Or Why an Augustinian Ethic is Worth the Bother
Presented at the Society of Christian Ethics annual meeting, January 8, 2000, Washington D.C.
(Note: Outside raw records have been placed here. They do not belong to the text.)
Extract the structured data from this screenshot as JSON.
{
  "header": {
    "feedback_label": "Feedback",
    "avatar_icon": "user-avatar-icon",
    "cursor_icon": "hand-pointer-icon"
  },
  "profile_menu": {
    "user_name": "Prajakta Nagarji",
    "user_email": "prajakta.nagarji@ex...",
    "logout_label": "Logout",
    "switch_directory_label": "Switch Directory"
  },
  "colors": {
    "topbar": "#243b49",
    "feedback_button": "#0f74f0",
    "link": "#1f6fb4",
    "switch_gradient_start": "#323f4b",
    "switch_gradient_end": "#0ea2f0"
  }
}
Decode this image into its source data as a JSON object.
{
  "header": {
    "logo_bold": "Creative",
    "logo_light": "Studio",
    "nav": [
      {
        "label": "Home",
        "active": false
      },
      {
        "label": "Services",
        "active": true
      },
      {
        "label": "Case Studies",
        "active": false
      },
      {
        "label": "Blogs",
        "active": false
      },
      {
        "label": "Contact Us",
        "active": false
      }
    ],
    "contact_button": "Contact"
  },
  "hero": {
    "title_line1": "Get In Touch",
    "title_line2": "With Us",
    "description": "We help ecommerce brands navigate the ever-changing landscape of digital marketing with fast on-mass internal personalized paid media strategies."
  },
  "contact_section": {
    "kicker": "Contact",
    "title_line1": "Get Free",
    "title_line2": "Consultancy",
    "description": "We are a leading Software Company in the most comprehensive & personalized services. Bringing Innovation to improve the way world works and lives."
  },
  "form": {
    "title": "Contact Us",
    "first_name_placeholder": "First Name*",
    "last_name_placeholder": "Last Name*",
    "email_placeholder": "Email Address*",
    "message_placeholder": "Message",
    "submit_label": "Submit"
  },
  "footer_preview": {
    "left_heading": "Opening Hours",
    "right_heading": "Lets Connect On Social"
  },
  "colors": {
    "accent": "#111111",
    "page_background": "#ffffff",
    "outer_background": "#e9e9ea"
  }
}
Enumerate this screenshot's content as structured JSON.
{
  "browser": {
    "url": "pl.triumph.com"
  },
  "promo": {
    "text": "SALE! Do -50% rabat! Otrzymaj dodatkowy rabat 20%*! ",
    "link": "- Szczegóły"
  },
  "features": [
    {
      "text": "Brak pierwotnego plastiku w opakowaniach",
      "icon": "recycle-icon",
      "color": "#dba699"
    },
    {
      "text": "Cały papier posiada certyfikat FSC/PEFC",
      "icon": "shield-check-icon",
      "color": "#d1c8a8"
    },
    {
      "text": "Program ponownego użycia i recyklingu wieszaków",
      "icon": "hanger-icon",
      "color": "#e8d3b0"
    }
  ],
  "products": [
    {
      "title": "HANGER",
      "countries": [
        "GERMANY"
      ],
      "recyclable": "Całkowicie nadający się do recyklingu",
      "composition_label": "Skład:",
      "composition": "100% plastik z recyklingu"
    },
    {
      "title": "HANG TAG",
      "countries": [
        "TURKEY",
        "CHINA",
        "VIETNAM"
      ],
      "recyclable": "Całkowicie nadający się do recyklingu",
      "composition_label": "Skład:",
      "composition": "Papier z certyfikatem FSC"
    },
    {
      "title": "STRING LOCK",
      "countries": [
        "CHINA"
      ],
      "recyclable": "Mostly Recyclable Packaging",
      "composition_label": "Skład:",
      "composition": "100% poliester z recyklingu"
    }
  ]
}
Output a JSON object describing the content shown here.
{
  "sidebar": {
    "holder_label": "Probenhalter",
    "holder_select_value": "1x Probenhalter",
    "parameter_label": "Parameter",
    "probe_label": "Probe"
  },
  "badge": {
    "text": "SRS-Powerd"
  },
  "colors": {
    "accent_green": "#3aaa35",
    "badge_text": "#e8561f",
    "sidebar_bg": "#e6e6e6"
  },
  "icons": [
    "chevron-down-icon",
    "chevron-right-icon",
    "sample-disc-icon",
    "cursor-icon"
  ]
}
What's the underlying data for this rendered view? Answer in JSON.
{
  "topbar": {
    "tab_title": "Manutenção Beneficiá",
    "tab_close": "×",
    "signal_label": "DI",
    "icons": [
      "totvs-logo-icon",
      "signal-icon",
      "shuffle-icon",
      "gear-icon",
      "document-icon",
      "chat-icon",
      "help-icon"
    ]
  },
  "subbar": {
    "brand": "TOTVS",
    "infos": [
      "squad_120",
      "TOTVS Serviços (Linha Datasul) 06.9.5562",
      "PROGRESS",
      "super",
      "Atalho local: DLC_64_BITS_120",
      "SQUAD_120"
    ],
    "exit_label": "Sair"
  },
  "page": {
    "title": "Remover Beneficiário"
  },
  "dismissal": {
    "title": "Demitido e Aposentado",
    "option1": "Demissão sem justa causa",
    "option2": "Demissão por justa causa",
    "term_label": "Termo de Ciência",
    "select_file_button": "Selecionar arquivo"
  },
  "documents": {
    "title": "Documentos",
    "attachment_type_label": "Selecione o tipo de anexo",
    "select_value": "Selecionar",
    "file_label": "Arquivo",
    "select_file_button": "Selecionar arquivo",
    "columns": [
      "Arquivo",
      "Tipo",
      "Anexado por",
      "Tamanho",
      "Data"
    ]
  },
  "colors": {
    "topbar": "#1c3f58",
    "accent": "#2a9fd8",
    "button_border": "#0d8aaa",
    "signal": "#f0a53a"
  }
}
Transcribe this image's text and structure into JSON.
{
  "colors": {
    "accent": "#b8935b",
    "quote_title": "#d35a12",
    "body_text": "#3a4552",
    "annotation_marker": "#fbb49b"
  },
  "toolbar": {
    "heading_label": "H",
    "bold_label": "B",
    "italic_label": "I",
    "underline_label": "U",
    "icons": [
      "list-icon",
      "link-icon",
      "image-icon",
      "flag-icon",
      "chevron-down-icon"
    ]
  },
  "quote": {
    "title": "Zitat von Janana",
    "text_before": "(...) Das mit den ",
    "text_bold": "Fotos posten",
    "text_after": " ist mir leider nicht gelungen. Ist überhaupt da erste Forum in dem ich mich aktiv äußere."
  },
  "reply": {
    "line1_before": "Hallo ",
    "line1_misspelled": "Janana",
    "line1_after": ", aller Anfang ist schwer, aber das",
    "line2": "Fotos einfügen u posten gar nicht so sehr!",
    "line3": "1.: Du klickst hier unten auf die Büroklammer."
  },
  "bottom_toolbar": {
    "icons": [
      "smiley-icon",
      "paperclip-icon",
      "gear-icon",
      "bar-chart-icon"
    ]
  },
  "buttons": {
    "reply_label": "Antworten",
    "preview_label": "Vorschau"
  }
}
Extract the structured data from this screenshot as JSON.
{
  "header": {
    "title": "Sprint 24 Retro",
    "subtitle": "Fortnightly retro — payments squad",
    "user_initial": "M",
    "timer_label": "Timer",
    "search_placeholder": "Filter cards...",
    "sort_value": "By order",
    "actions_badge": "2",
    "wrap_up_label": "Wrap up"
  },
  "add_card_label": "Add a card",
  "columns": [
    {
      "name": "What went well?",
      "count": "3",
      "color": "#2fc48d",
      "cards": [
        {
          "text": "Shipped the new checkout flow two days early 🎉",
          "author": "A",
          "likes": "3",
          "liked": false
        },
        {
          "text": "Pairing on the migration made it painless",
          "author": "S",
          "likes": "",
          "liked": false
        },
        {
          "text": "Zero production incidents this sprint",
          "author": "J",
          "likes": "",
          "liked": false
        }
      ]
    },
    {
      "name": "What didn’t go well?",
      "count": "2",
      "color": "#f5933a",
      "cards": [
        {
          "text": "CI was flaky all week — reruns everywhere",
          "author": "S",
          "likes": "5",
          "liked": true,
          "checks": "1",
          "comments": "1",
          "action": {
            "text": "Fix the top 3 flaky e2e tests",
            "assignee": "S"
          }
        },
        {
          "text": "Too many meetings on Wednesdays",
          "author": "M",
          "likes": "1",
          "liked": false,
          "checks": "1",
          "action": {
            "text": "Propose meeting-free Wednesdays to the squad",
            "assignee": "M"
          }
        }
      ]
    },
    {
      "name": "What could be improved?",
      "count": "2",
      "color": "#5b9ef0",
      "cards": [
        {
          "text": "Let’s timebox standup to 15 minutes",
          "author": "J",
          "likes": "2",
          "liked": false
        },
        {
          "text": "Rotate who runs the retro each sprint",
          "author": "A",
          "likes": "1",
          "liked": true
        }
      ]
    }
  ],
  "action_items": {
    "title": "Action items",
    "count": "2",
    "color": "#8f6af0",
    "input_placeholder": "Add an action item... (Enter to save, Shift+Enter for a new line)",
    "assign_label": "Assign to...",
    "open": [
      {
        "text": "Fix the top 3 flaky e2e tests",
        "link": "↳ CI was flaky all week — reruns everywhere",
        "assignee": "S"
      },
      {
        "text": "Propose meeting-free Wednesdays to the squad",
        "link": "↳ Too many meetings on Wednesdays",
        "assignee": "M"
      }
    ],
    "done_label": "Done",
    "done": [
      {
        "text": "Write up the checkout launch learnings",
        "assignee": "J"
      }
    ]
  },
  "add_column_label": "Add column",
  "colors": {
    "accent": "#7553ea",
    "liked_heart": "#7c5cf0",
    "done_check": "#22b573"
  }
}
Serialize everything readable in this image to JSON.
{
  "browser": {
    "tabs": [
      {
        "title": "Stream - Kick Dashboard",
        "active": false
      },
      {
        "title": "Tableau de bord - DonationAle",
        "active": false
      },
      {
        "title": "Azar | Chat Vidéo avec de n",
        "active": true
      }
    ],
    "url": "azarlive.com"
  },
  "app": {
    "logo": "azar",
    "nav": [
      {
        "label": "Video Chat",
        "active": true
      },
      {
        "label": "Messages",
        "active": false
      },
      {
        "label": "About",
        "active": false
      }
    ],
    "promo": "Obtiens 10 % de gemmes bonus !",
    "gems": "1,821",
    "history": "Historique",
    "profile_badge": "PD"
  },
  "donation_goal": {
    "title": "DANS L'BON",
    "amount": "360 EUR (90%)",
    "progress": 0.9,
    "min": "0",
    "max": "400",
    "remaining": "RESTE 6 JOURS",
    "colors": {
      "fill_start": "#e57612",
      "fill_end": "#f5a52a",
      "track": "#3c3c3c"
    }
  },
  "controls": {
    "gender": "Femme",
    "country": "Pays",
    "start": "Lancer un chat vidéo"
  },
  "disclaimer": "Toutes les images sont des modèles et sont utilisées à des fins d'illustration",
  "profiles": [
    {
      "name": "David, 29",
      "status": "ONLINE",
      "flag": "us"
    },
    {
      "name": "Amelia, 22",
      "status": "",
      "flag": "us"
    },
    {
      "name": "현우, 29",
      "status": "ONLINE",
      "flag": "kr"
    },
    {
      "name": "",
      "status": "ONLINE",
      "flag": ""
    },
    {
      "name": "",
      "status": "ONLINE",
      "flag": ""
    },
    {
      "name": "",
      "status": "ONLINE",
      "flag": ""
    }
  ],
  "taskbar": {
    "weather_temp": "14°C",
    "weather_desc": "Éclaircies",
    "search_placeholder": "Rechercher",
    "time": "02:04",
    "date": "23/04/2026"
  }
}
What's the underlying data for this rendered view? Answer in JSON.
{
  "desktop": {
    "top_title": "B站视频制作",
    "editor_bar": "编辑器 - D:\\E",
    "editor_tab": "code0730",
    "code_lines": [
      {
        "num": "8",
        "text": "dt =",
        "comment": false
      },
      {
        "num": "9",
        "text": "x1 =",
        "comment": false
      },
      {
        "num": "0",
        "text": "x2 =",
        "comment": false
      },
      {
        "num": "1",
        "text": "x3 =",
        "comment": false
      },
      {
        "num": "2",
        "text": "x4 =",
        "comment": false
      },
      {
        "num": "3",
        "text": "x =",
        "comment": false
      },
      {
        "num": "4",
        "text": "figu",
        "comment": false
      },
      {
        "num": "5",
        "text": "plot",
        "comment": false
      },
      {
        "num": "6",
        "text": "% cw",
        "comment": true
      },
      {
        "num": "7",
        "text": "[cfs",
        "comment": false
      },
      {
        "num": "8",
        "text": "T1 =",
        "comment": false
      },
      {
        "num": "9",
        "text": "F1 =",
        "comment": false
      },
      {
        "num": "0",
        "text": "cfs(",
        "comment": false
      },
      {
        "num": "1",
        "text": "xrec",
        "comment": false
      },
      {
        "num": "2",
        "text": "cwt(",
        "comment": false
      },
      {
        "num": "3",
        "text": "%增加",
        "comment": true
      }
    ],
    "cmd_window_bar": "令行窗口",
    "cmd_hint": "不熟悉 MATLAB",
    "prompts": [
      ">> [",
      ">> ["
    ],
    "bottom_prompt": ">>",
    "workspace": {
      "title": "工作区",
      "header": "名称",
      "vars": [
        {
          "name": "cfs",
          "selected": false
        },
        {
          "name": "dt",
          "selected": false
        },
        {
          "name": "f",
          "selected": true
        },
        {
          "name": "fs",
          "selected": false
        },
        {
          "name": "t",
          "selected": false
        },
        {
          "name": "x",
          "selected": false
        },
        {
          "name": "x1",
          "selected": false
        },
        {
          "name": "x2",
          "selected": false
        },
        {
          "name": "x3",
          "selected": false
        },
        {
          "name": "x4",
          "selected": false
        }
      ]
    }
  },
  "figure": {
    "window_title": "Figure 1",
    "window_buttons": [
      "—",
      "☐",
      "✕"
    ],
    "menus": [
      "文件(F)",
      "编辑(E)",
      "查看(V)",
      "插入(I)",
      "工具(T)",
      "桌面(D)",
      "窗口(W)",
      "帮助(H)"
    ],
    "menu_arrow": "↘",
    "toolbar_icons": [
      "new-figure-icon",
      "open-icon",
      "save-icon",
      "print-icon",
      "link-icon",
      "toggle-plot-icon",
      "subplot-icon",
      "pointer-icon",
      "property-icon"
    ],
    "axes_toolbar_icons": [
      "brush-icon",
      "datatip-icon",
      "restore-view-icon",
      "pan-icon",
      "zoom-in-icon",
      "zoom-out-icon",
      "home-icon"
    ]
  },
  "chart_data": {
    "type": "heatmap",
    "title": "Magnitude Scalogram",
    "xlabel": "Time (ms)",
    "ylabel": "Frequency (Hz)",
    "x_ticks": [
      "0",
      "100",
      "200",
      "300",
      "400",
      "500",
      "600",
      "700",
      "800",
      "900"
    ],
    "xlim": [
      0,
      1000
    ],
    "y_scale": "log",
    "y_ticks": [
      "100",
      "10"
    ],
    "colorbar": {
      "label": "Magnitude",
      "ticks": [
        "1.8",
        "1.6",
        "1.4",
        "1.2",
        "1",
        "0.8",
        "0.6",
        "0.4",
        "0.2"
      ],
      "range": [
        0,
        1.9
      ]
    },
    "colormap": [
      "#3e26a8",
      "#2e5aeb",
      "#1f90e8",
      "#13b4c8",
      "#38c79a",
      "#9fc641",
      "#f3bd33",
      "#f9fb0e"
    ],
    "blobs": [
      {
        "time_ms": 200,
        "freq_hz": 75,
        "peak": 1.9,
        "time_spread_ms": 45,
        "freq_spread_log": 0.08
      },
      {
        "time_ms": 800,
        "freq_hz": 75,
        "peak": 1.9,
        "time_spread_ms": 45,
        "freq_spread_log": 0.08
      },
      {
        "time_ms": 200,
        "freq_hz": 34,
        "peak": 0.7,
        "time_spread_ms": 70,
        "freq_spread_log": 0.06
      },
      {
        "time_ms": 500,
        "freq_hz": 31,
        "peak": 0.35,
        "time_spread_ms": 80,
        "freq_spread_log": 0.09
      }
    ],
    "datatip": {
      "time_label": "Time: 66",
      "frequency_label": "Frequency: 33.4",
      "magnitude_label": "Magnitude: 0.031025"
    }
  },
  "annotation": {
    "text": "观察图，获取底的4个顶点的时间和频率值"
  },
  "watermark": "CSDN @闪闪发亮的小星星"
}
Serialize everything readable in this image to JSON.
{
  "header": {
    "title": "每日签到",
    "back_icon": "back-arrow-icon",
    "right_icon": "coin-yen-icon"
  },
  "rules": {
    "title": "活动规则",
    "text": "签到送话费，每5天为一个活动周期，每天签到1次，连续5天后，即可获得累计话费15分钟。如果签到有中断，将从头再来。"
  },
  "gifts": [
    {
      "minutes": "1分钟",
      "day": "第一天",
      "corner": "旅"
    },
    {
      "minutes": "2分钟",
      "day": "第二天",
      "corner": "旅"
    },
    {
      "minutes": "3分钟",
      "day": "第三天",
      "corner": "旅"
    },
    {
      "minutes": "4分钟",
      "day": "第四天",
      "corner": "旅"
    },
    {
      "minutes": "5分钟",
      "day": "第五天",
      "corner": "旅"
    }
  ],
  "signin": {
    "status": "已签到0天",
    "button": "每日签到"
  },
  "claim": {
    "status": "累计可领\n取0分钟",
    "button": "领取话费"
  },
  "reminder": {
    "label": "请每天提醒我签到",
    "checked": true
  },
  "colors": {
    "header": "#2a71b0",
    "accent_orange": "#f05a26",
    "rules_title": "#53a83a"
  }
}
“Love is the problem in ethics, not the solution,” notes Christian ethicist Margaret A. Farley. St. Augustine has probably done more to shape Christian teachings on love than any other theologian, yet he puzzled throughout his entire career over how to construct a unified account of love for God, neighbor, self, and temporal goods. Some of his ethical judgments helped the church of later centuries rationalize quite unloving policies of repression. Recognizing the role that continence played in Augustine’s understanding of love allows Christian ethicists both to critique Augustinian thought from within and to reappropriate it. In an age in which consumeristic culture is allowing, seducing, and training human beings to fine-tune their domination of one another and to dominate other creatures at an unprecedented scale, we need Augustine’s wisdom in more ways than we might have expected.